Cavell and Marx, Endings, Beginnings


We cannot say that Stanley Cavell is a Marxist in the way that we could perhaps say that he is an Emersonian. This does not mean that Cavell is not interested in Marx and his philosophy. But what is his interest?

Marx situates what Cavell calls the modern, the intersection of modern philosophy and modern art which has to do with a new kind of difficulty. The philosopher associates this with a moment of radical breaking with tradition that is epitomised by Marx.[1] Cavell’s claim is supported by a quote from Critique of Hegel’s Philosophy of Right that argues that “the criticism of religion has been essentially completed” and that “the task of history, once the other-world of truth has vanished, to establish the truth of this world.”[2] Cavell characterises this moment as one
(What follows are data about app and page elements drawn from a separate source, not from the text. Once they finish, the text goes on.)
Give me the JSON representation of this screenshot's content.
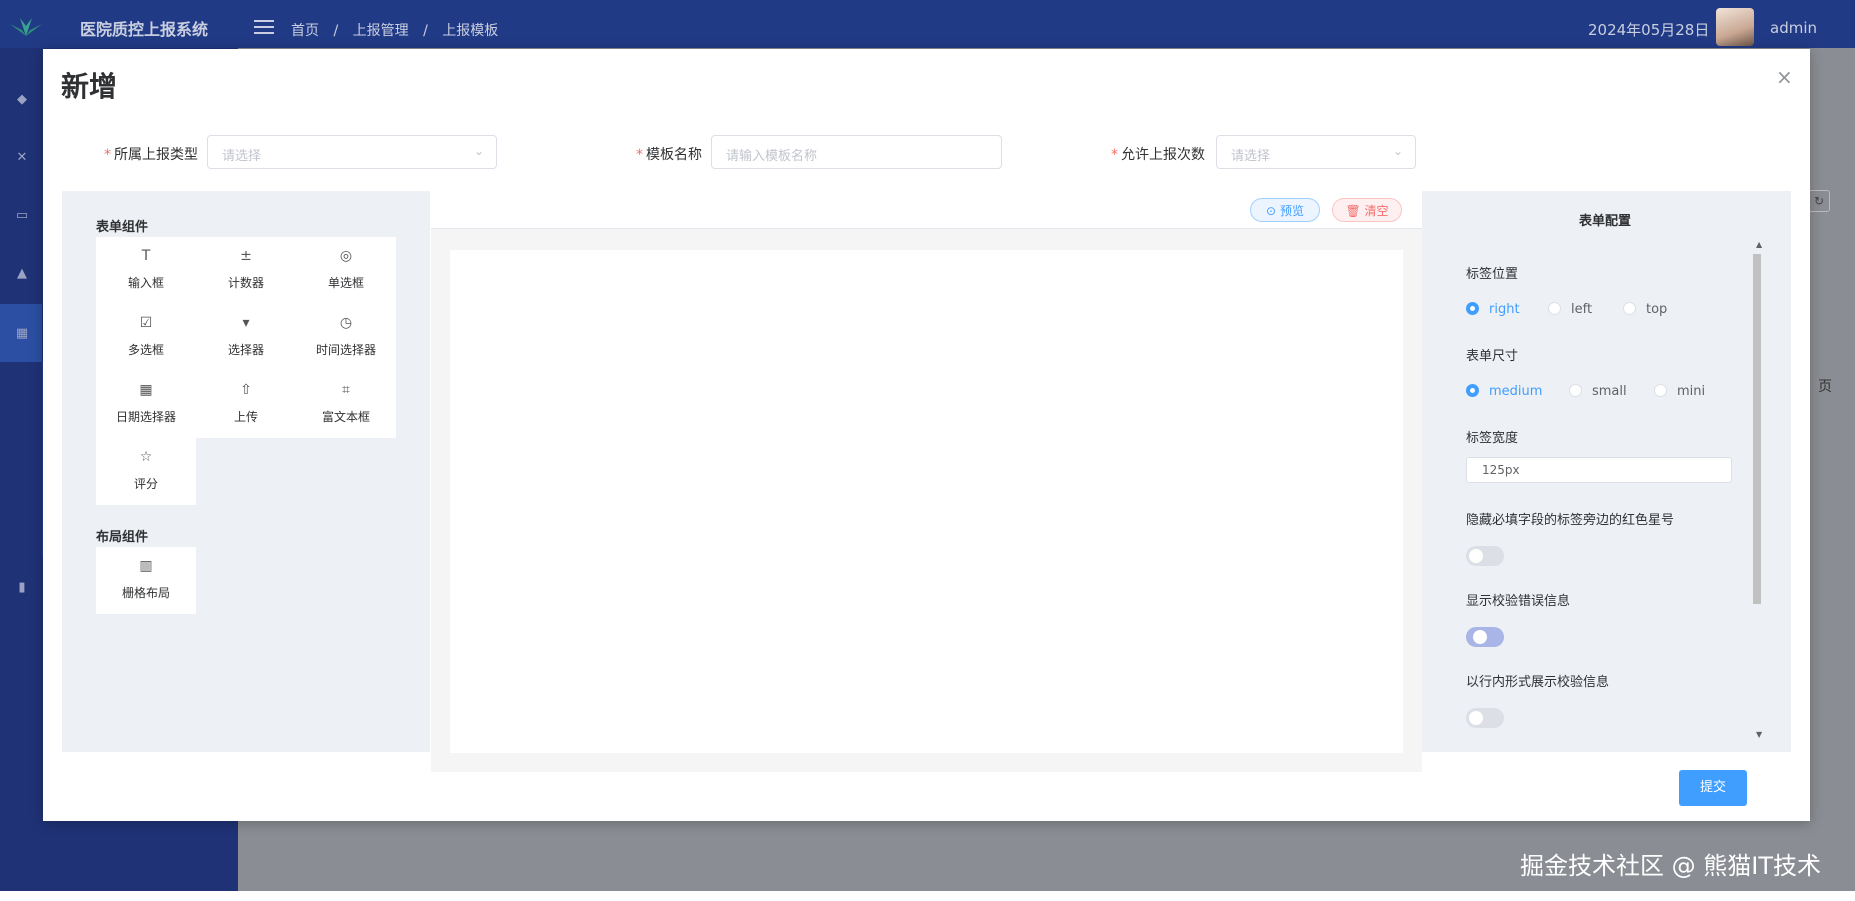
{
  "app": {
    "title": "医院质控上报系统",
    "date": "2024年05月28日",
    "user": "admin"
  },
  "breadcrumb": [
    "首页",
    "/",
    "上报管理",
    "/",
    "上报模板"
  ],
  "background": {
    "page_suffix": "页",
    "watermark": "掘金技术社区 @ 熊猫IT技术"
  },
  "dialog": {
    "title": "新增",
    "close": "×",
    "fields": {
      "report_type": {
        "label": "所属上报类型",
        "placeholder": "请选择"
      },
      "template_name": {
        "label": "模板名称",
        "placeholder": "请输入模板名称"
      },
      "allowed_count": {
        "label": "允许上报次数",
        "placeholder": "请选择"
      }
    },
    "left": {
      "form_components_title": "表单组件",
      "form_components": [
        {
          "label": "输入框",
          "icon": "T"
        },
        {
          "label": "计数器",
          "icon": "±"
        },
        {
          "label": "单选框",
          "icon": "◎"
        },
        {
          "label": "多选框",
          "icon": "☑"
        },
        {
          "label": "选择器",
          "icon": "▾"
        },
        {
          "label": "时间选择器",
          "icon": "◷"
        },
        {
          "label": "日期选择器",
          "icon": "▦"
        },
        {
          "label": "上传",
          "icon": "⇧"
        },
        {
          "label": "富文本框",
          "icon": "⌗"
        },
        {
          "label": "评分",
          "icon": "☆"
        }
      ],
      "layout_components_title": "布局组件",
      "layout_components": [
        {
          "label": "栅格布局",
          "icon": "▥"
        }
      ]
    },
    "center": {
      "preview": "预览",
      "clear": "清空"
    },
    "right": {
      "title": "表单配置",
      "label_position": {
        "label": "标签位置",
        "options": [
          "right",
          "left",
          "top"
        ],
        "selected": "right"
      },
      "form_size": {
        "label": "表单尺寸",
        "options": [
          "medium",
          "small",
          "mini"
        ],
        "selected": "medium"
      },
      "label_width": {
        "label": "标签宽度",
        "value": "125px"
      },
      "hide_required_asterisk": {
        "label": "隐藏必填字段的标签旁边的红色星号",
        "on": false
      },
      "show_message": {
        "label": "显示校验错误信息",
        "on": true
      },
      "inline_message": {
        "label": "以行内形式展示校验信息",
        "on": false
      }
    },
    "submit": "提交"
  },
  "colors": {
    "primary": "#409eff",
    "danger": "#f56c6c",
    "header": "#213a85"
  }
}
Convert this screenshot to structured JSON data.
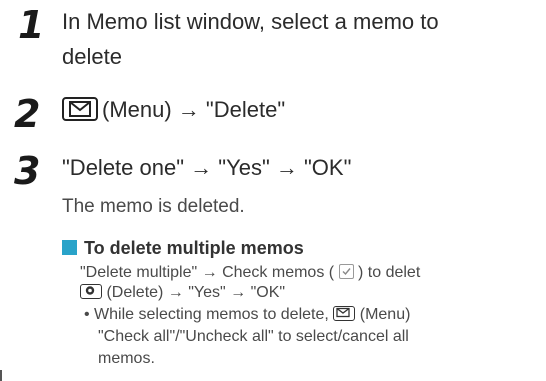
{
  "steps": [
    {
      "number": "1",
      "line1": "In Memo list window, select a memo to",
      "line2": "delete"
    },
    {
      "number": "2",
      "menu_label": "(Menu) → \"Delete\""
    },
    {
      "number": "3",
      "text": "\"Delete one\" → \"Yes\" → \"OK\""
    }
  ],
  "result": "The memo is deleted.",
  "subsection": {
    "heading": "To delete multiple memos",
    "accent_color": "#29a3c9",
    "line1_a": "\"Delete multiple\" → Check memos (",
    "line1_b": ") to delet",
    "line2": "(Delete) → \"Yes\" → \"OK\"",
    "bullet_line1": "(Menu)",
    "bullet_prefix": "• While selecting memos to delete,",
    "bullet_line2": "\"Check all\"/\"Uncheck all\" to select/cancel all",
    "bullet_line3": "memos."
  },
  "icons": {
    "menu_key": "envelope-menu-key-icon",
    "center_key": "center-select-key-icon",
    "checkbox": "checked-checkbox-icon"
  }
}
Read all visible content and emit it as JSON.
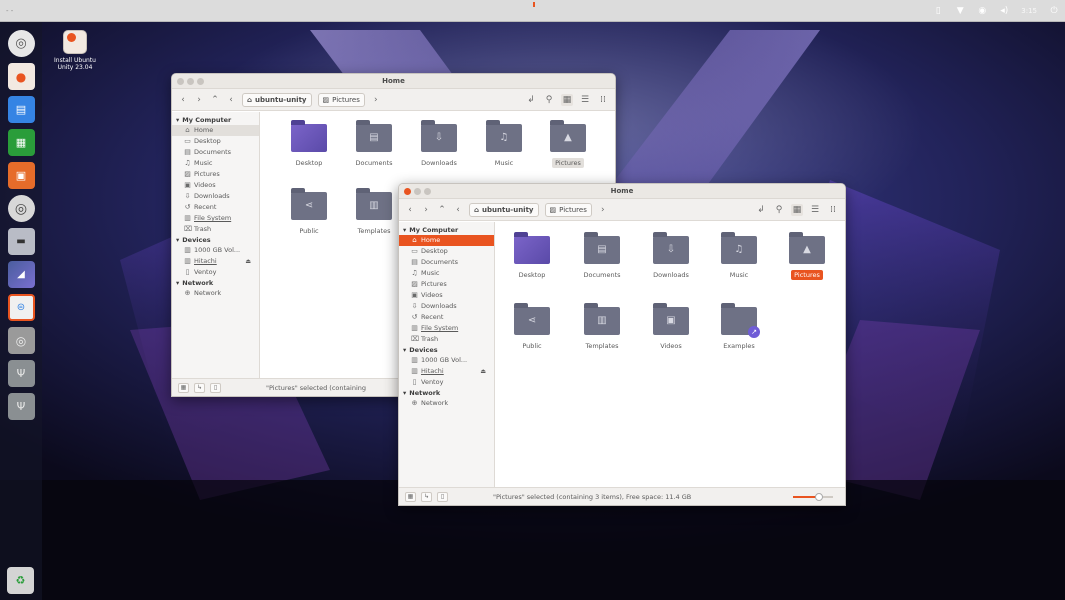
{
  "panel": {
    "title": "- -",
    "clock": "3:15"
  },
  "desktop": {
    "installer_label": "Install Ubuntu Unity 23.04"
  },
  "colors": {
    "accent": "#e95420",
    "folder": "#6e7185",
    "launcher_blue": "#3584e4"
  },
  "launcher": {
    "items": [
      {
        "name": "dash-icon"
      },
      {
        "name": "installer-icon"
      },
      {
        "name": "writer-icon"
      },
      {
        "name": "calc-icon"
      },
      {
        "name": "impress-icon"
      },
      {
        "name": "disk-icon"
      },
      {
        "name": "terminal-icon"
      },
      {
        "name": "files-icon"
      },
      {
        "name": "settings-icon"
      },
      {
        "name": "optical-icon"
      },
      {
        "name": "usb-icon-1"
      },
      {
        "name": "usb-icon-2"
      }
    ],
    "trash": "trash-icon"
  },
  "back_window": {
    "title": "Home",
    "crumb_home": "ubuntu-unity",
    "crumb_pictures": "Pictures",
    "sidebar_section_computer": "My Computer",
    "sidebar_computer": [
      "Home",
      "Desktop",
      "Documents",
      "Music",
      "Pictures",
      "Videos",
      "Downloads",
      "Recent",
      "File System",
      "Trash"
    ],
    "sidebar_section_devices": "Devices",
    "sidebar_devices": [
      "1000 GB Vol...",
      "Hitachi",
      "Ventoy"
    ],
    "sidebar_section_network": "Network",
    "sidebar_network": [
      "Network"
    ],
    "files": [
      "Desktop",
      "Documents",
      "Downloads",
      "Music",
      "Pictures",
      "Public",
      "Templates"
    ],
    "status": "\"Pictures\" selected (containing"
  },
  "front_window": {
    "title": "Home",
    "crumb_home": "ubuntu-unity",
    "crumb_pictures": "Pictures",
    "sidebar_section_computer": "My Computer",
    "sidebar_computer": [
      "Home",
      "Desktop",
      "Documents",
      "Music",
      "Pictures",
      "Videos",
      "Downloads",
      "Recent",
      "File System",
      "Trash"
    ],
    "sidebar_section_devices": "Devices",
    "sidebar_devices": [
      "1000 GB Vol...",
      "Hitachi",
      "Ventoy"
    ],
    "sidebar_section_network": "Network",
    "sidebar_network": [
      "Network"
    ],
    "files": [
      "Desktop",
      "Documents",
      "Downloads",
      "Music",
      "Pictures",
      "Public",
      "Templates",
      "Videos",
      "Examples"
    ],
    "selected_file": "Pictures",
    "status": "\"Pictures\" selected (containing 3 items), Free space: 11.4 GB",
    "zoom_level": 0.65
  }
}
in which history and its conventions can no longer be taken for granted; in which music and painting and poetry (like nations) have to define themselves against their pasts; the beginning of a moment in which each of the arts becomes its own subject, as if its immediate artistic task is to establish its own existence.[3]

In The World Viewed, he frames again Marx’s contribution within the “radical criticism of one’s culture” listing many thinkers and artists who thought in terms of breaks with the past and present. He pairs Marx with Hegel in their thinking that philosophy “had come to an end, or ought to.”[4]


[1] Stanley Cavell, “Foreword”, in Must We Mean What We Say? (Cambridge, MA: Cambridge University Press, 1976), xxxvi.
[2] Karl Marx, Critique of Hegel’s Philosophy of Right, trans. Annette Jolin and Joseph O’Malley (Cambridge: Cambridge University Press, 1970), pars. 1 and 7,
[3] Cavell, “Foreword”, xxxvi.
[4] Cavell, The World Viewed: Reflections on the Ontology of Film, enlarged edn. (Cambridge, MA: Harvard University Press, 1979), 3.